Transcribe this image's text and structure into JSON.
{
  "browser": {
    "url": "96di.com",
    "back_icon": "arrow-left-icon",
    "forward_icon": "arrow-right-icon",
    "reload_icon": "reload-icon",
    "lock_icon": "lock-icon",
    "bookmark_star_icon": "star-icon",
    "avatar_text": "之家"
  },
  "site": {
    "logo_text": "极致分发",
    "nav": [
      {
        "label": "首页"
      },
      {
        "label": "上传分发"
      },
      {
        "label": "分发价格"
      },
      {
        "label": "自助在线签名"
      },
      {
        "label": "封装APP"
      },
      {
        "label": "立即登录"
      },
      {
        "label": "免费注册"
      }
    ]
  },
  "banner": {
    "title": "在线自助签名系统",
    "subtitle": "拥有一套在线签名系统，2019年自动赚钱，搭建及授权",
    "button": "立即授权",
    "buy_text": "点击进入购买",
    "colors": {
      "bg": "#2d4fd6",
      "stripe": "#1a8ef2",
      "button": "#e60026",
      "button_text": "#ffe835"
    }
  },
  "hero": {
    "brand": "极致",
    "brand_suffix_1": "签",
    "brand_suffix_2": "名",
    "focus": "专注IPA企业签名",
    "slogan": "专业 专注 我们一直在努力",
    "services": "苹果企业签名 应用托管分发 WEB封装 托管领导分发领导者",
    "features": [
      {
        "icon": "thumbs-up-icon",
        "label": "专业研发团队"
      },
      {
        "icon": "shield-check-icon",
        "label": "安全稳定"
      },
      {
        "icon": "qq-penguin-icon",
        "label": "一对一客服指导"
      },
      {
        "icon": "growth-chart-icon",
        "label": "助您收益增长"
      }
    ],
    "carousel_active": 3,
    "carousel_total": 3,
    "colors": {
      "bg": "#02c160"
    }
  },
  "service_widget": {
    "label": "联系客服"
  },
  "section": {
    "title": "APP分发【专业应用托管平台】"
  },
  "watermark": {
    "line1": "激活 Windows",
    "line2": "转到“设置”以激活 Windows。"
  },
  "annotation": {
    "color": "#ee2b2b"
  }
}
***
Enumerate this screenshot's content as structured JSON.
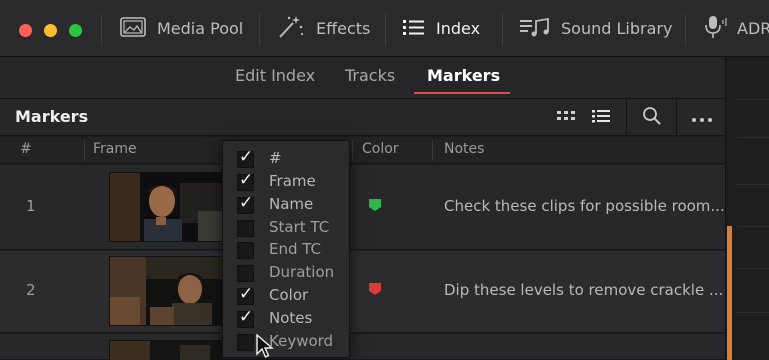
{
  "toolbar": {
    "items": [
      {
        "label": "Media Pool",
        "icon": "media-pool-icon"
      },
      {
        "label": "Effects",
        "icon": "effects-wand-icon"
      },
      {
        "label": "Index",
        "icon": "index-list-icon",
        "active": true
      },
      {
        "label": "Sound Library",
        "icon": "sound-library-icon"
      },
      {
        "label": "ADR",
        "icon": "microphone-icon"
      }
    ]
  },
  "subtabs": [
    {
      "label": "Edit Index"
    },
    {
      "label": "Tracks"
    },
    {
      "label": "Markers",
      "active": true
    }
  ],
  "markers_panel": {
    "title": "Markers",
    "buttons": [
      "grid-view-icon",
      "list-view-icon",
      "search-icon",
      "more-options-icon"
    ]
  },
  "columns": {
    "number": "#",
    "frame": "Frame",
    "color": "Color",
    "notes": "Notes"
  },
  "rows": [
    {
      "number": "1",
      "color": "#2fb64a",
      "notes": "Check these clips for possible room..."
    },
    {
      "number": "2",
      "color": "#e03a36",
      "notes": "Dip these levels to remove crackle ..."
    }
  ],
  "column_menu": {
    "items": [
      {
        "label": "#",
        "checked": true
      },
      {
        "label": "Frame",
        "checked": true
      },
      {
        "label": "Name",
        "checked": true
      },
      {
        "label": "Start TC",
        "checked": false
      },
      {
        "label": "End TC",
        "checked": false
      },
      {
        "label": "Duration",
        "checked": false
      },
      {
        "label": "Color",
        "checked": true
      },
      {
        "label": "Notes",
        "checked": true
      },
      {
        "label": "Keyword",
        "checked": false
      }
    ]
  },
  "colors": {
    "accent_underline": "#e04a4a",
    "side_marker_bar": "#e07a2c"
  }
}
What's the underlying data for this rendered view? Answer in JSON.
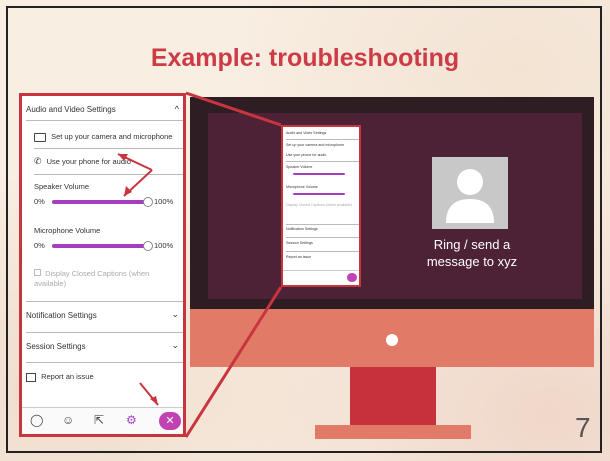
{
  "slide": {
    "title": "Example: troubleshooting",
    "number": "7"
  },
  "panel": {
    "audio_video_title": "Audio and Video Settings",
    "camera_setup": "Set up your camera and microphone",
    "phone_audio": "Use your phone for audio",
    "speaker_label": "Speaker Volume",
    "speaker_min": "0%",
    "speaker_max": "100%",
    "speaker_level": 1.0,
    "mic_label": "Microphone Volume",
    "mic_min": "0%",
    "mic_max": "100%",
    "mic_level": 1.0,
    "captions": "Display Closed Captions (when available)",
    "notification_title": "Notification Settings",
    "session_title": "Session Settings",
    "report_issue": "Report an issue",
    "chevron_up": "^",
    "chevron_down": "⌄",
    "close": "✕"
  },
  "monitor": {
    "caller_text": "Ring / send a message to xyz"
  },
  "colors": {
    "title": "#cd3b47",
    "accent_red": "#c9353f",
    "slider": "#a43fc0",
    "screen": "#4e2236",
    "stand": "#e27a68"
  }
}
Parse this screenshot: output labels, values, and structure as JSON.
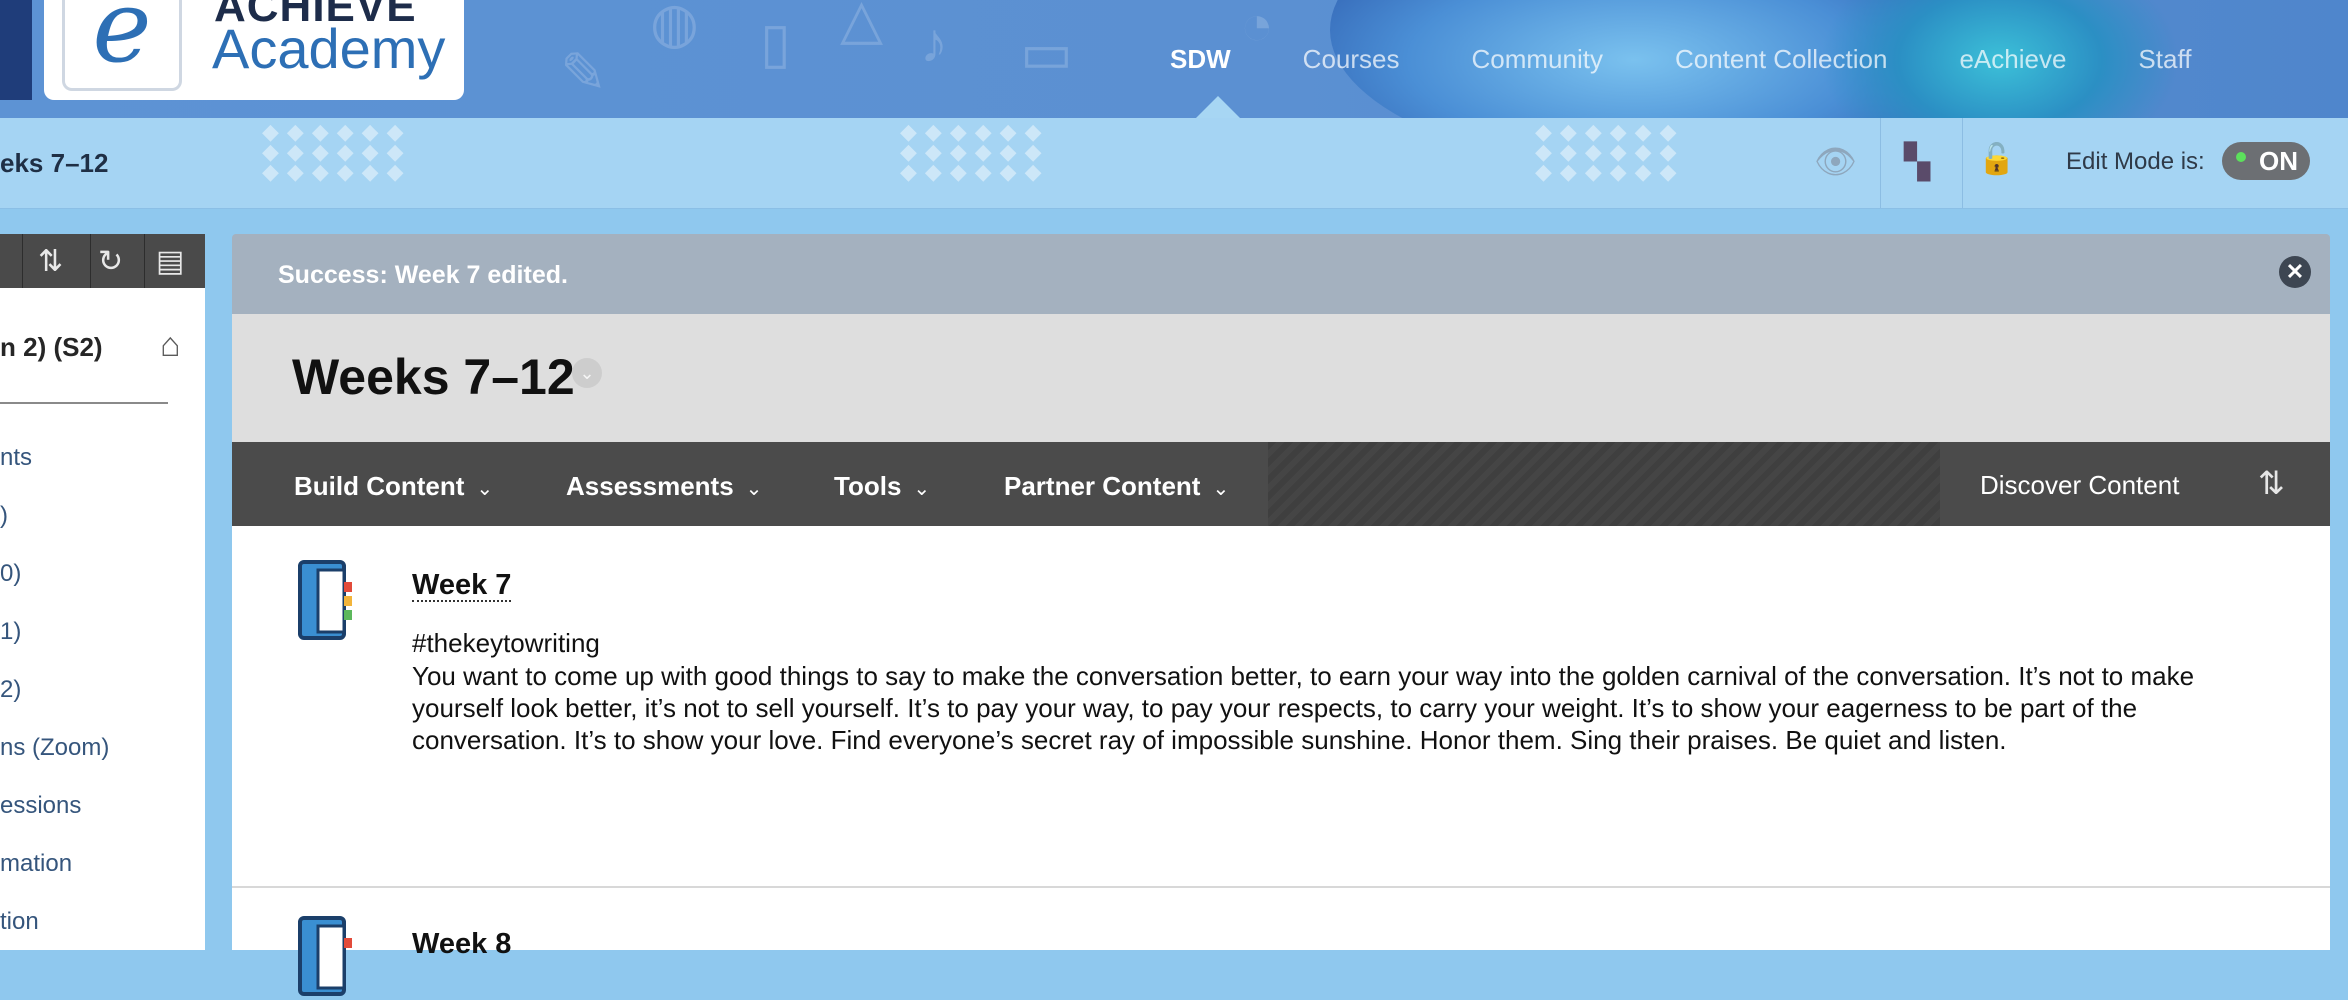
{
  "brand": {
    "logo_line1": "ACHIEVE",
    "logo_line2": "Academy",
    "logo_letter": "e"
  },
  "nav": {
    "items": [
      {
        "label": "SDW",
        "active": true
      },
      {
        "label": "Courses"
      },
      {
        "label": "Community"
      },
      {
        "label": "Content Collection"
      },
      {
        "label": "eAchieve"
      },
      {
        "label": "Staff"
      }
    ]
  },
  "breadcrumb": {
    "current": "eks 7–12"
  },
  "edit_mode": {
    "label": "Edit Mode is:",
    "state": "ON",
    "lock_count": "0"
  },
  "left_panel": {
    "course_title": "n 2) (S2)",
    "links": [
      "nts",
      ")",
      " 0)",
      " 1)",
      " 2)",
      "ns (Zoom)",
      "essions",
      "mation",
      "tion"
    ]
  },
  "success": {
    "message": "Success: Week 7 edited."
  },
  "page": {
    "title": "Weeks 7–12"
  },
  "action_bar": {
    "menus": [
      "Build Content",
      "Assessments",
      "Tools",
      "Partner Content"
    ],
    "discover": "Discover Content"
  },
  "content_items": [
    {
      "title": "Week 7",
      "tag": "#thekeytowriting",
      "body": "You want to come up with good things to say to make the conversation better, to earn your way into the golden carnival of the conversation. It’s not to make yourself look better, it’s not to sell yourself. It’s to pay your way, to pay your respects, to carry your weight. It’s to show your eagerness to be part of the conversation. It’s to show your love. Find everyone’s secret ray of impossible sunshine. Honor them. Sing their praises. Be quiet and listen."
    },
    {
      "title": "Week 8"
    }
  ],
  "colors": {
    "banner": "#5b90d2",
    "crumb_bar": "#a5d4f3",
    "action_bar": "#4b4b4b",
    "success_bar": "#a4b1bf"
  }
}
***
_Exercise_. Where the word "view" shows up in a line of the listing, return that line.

_Exercise output_.
      "grid-view-icon",
      "list-view-icon",
What's the underlying data for this rendered view? Answer in JSON.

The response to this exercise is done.